§ **PROBLEM TO SOLVE**: The answer is every line in the data below that contains the word "duedidueshowroom".

§ **EXTRACTED RECORDS**:
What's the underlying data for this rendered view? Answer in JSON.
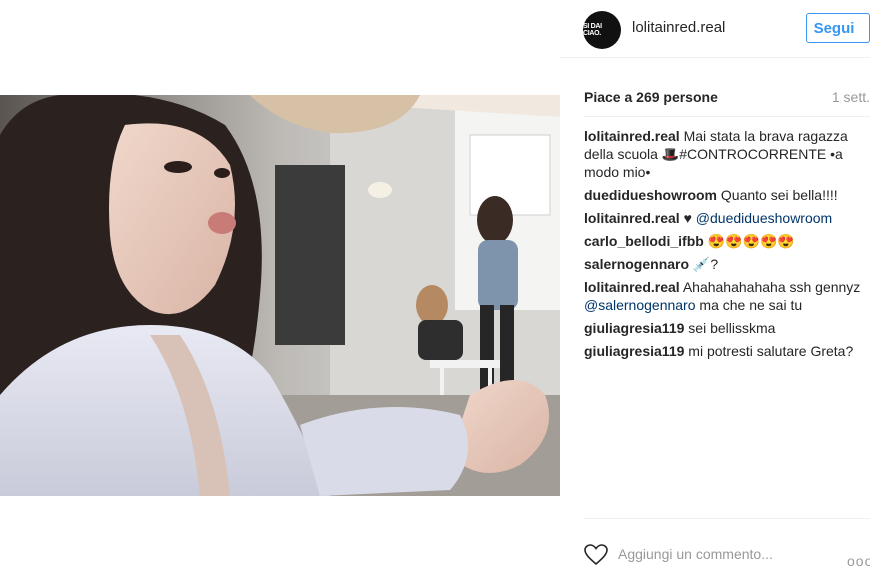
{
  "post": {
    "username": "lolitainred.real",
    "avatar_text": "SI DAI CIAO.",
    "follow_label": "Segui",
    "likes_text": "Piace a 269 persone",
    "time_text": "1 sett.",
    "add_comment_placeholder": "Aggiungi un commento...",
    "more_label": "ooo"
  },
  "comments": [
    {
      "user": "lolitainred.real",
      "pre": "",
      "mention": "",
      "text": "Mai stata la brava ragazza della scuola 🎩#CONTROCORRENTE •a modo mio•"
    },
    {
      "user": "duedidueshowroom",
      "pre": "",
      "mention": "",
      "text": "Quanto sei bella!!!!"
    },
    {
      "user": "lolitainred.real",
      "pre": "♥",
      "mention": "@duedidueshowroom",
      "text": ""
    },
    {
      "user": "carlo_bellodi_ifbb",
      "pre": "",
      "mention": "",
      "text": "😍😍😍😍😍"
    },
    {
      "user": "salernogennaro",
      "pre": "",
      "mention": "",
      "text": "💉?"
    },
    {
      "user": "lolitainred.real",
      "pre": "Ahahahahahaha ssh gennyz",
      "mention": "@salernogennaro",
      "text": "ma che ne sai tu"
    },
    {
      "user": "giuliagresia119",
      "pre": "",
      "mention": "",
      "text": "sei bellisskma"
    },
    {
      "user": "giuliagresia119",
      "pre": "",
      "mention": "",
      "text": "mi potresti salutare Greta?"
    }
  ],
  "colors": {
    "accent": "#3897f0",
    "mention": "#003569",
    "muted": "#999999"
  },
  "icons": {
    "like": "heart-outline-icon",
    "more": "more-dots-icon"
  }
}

§ **ANSWER TO THE PROBLEM**:
      "user": "duedidueshowroom",
      "mention": "@duedidueshowroom",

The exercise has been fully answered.